As the U.S. ambassador to the Dominican Republic, Martin worked ceaselessly to support that country's first democratically elected government. He traveled to the United States to consult with Kennedy in late 1963, but when Kennedy was assassinated in November, he was heartbroken and resigned from government service. Martin returned to journalism with a new appreciation for the rigors of politics, "less zealous about attacking the failings of our public officials and arrogating all virtue to the vigilant press. I found out just how hard it [governing] really is."
Martin reentered politics in 1968 when Robert F. Kennedy entered the race for the Democratic Party presidential nomination. Martin became Kennedy's main adviser in Indiana, a key primary battleground. He also advised the candidate on the nature of his native state, stating, "Indiana is a state suspicious of foreign entanglements, conservative in fiscal matters, and with a strong overlay of Southern segregationist sentiment. Hoosiers are phlegmatic, skeptical, hard to move, with a 'show me' attitude." Kennedy, following Martin's advice to talk conservatively while campaigning in the Hoosier state, won the Democratic primary, giving his campaign momentum heading into the crucial California primary. Martin accompanied to Kennedy to California, where Martin's worst fears of another Kennedy assassination came true when Robert Kennedy was murdered in Los Angeles by Sirhan Sirhan in June 1968. Afterward, Martin campaigned for the Democratic nominee Hubert Humphrey more out of a desire to defeat Republican Richard Nixon than from any faith in the liberalism of Humphrey. After Humphrey's defeat, Martin left politics behind, becoming a professor at the Medill School of Journalism at Northwestern University in Chicago, a position he held for ten years.

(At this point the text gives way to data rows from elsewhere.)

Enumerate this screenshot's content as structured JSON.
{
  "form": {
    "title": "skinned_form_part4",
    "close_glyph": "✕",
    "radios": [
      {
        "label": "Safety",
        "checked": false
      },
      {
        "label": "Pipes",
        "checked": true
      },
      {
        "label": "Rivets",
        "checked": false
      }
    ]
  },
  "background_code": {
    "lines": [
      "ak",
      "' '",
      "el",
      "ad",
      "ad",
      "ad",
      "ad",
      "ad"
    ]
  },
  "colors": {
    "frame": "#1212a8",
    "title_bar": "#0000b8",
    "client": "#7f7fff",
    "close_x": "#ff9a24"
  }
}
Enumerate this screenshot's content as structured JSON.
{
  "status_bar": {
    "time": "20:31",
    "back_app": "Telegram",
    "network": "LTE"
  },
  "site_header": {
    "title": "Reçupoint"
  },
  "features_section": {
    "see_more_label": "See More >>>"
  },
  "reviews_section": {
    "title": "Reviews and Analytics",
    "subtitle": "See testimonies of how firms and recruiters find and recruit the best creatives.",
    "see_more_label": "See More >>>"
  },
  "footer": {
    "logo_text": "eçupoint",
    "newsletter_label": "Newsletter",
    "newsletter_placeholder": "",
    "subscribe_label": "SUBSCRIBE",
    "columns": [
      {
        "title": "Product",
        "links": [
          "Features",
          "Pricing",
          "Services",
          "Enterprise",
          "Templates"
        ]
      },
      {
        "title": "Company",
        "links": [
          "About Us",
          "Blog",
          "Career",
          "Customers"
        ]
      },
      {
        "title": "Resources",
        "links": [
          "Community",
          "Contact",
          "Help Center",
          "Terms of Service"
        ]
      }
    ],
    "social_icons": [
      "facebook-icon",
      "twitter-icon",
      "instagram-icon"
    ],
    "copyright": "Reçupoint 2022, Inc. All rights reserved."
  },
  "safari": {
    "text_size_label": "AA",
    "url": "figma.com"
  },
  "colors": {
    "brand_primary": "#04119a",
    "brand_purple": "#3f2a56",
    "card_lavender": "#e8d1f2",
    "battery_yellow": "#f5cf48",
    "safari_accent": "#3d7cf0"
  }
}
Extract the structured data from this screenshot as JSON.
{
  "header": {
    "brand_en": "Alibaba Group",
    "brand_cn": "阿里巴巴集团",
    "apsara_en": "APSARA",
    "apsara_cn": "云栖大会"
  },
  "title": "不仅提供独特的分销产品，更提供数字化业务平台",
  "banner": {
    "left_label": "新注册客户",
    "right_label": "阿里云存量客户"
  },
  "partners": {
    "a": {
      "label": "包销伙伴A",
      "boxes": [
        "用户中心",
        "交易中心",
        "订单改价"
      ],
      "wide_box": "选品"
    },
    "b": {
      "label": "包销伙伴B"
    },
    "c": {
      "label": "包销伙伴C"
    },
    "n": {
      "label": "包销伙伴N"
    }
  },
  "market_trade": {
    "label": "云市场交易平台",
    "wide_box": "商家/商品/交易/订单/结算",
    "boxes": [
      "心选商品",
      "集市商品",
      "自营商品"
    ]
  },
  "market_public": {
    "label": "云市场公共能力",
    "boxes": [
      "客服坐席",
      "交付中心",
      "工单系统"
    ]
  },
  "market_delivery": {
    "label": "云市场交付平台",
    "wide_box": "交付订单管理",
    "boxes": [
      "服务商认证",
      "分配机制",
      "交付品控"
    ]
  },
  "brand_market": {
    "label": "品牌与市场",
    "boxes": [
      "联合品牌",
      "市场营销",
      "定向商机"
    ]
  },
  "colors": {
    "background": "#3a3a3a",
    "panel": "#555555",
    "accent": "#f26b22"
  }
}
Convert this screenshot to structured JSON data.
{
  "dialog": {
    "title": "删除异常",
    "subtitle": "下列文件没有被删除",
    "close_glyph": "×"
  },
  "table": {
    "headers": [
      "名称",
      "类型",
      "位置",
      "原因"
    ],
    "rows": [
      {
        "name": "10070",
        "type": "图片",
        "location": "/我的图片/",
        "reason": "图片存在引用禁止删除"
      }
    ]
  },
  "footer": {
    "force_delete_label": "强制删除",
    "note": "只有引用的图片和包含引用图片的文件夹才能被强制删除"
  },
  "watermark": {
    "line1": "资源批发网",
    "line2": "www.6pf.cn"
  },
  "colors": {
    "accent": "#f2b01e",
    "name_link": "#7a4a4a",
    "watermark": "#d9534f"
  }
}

After Martin left politics for academia, he attempted to dissuade his students from the "new journalism" practiced by Tom Wolfe, Norman Mailer, and Hunter Thompson, decrying what he perceived as the growing inability to write simple, proper sentences and these writers' invention of characters and situations in the name of dramatic license. Despite his seemingly old-fashioned views, the Medill School created the John Bartlow Martin Award for Public Interest Magazine Journalism to honor his work. Martin's admiration for Stevenson led him in the 1970s to write a two-volume biography of the Illinois statesman. Martin also wrote a record of his service in the Dominican Republic and a memoir, It Seems Like Only Yesterday. He died of throat cancer and is buried in his beloved Upper Michigan.
Martin's papers are in the Manuscript Division of the Library of Congress. A special collection relating to Adlai Stevenson is in the Seeley G. Mudd Library at Princeton University. Martin's memoir is It Seems Like Only Yesterday: Memoirs of Writing, Presidential Politics, and the Diplomatic Life (1986). Obituaries are in the Chicago Tribune and the New York Times (both 5 Jan. 1987).